As Theresa May invoked Article 50 of the Lisbon Treaty to get Britain's divorce from the EU underway, the UK's foreign secretary and leading Leave campaigner, Boris Johnson, hailed "the most famous ignition sequence in diplomatic history".

Calling on the country to get behind the prime minister as she embarks on a two-year negotiating process with the bloc, Johnson said: "We are all going together on a mission to create new friendships, to rekindle old relationships, to search for new trading opportunities as this country was able to do for hundreds of years – and all the while preserving what is most advantageous, to both sides, in our longstanding partnership with Europe."

In her letter triggering Article 50, May warned that in terms of security, no trade deal would mean that "cooperation in the fight against crime and terrorism would be weakened" – a remark that has drawn widespread criticism and even accusations of blackmail. Using security as a bargaining chip in negotiations is viewed as a controversial stance.

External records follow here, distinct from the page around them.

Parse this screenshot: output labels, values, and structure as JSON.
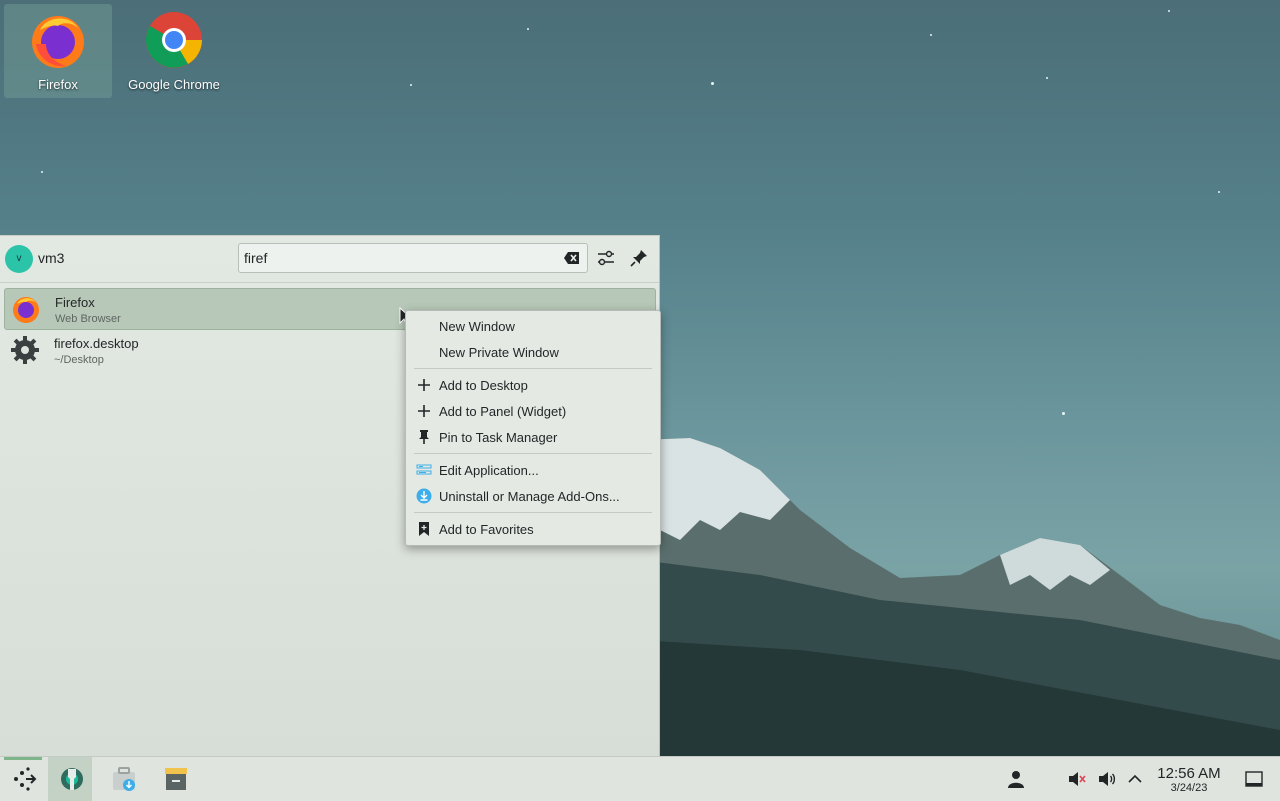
{
  "desktop": {
    "icons": [
      {
        "label": "Firefox",
        "icon": "firefox-icon",
        "selected": true
      },
      {
        "label": "Google Chrome",
        "icon": "chrome-icon",
        "selected": false
      }
    ]
  },
  "launcher": {
    "user": {
      "initial": "v",
      "name": "vm3"
    },
    "search": {
      "value": "firef"
    },
    "results": [
      {
        "name": "Firefox",
        "subtitle": "Web Browser",
        "icon": "firefox-icon"
      },
      {
        "name": "firefox.desktop",
        "subtitle": "~/Desktop",
        "icon": "gear-icon"
      }
    ]
  },
  "context_menu": {
    "items": [
      {
        "label": "New Window",
        "icon": ""
      },
      {
        "label": "New Private Window",
        "icon": ""
      },
      {
        "label": "Add to Desktop",
        "icon": "plus-icon"
      },
      {
        "label": "Add to Panel (Widget)",
        "icon": "plus-icon"
      },
      {
        "label": "Pin to Task Manager",
        "icon": "pin-icon"
      },
      {
        "label": "Edit Application...",
        "icon": "edit-app-icon"
      },
      {
        "label": "Uninstall or Manage Add-Ons...",
        "icon": "download-icon"
      },
      {
        "label": "Add to Favorites",
        "icon": "bookmark-icon"
      }
    ]
  },
  "taskbar": {
    "apps": [
      "application-launcher-icon",
      "system-settings-icon",
      "discover-store-icon",
      "file-archiver-icon"
    ],
    "tray": [
      "user-icon",
      "mic-muted-icon",
      "volume-icon",
      "expand-tray-icon",
      "show-desktop-icon"
    ],
    "clock": {
      "time": "12:56 AM",
      "date": "3/24/23"
    }
  },
  "colors": {
    "accent": "#2bc4a8",
    "panel_bg": "#dfe4df",
    "menu_bg": "#e4e9e4"
  }
}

However, writing in the Telegraph, Johnson said: "It is our clear desire and intention that we should continue to play a role as one of the indispensable guarantors of peace and stability in our continent.

"We want to continue to work with our counterparts on defence cooperation, intelligence sharing, counter-terrorism, foreign policy coordination – and much else besides – on an intergovernmental level," he added.

Boris Johnson
Boris Johnson wants Britain to continue to be 'an indispensable guarantor of peace and stability' in Europe Benoit Tessier/Reuters

A trade deal is May's top priority, but her request to negotiate an agreement in tandem with withdrawal talks was dealt a blow by German Chancellor Angela Merkel, who identified the first task as finding a way to "disentangle our interlinked relationship".

While the prime minister has previously said she is prepared to walk away with no deal rather than a bad one, and trade under World Trade Organisation (WTO) terms, Johnson remains confident that an agreement can be reached as it is in the interests of both parties.

"Since the UK accounts for 16% of EU GDP, 20% of EU defence spending and 25% of the EU's aid budget, it is clearly important – for both sides – that the EU and the UK should have the closest possible alliance and understanding," he said.

"We are massive net consumers of EU goods. 
It is manifestly in the interests of everyone in both the EU and the UK that we do a deal, just as it is in our mutual interests to look after both the EU nationals in the UK and the UK nationals in the rest of the EU," Johnson added.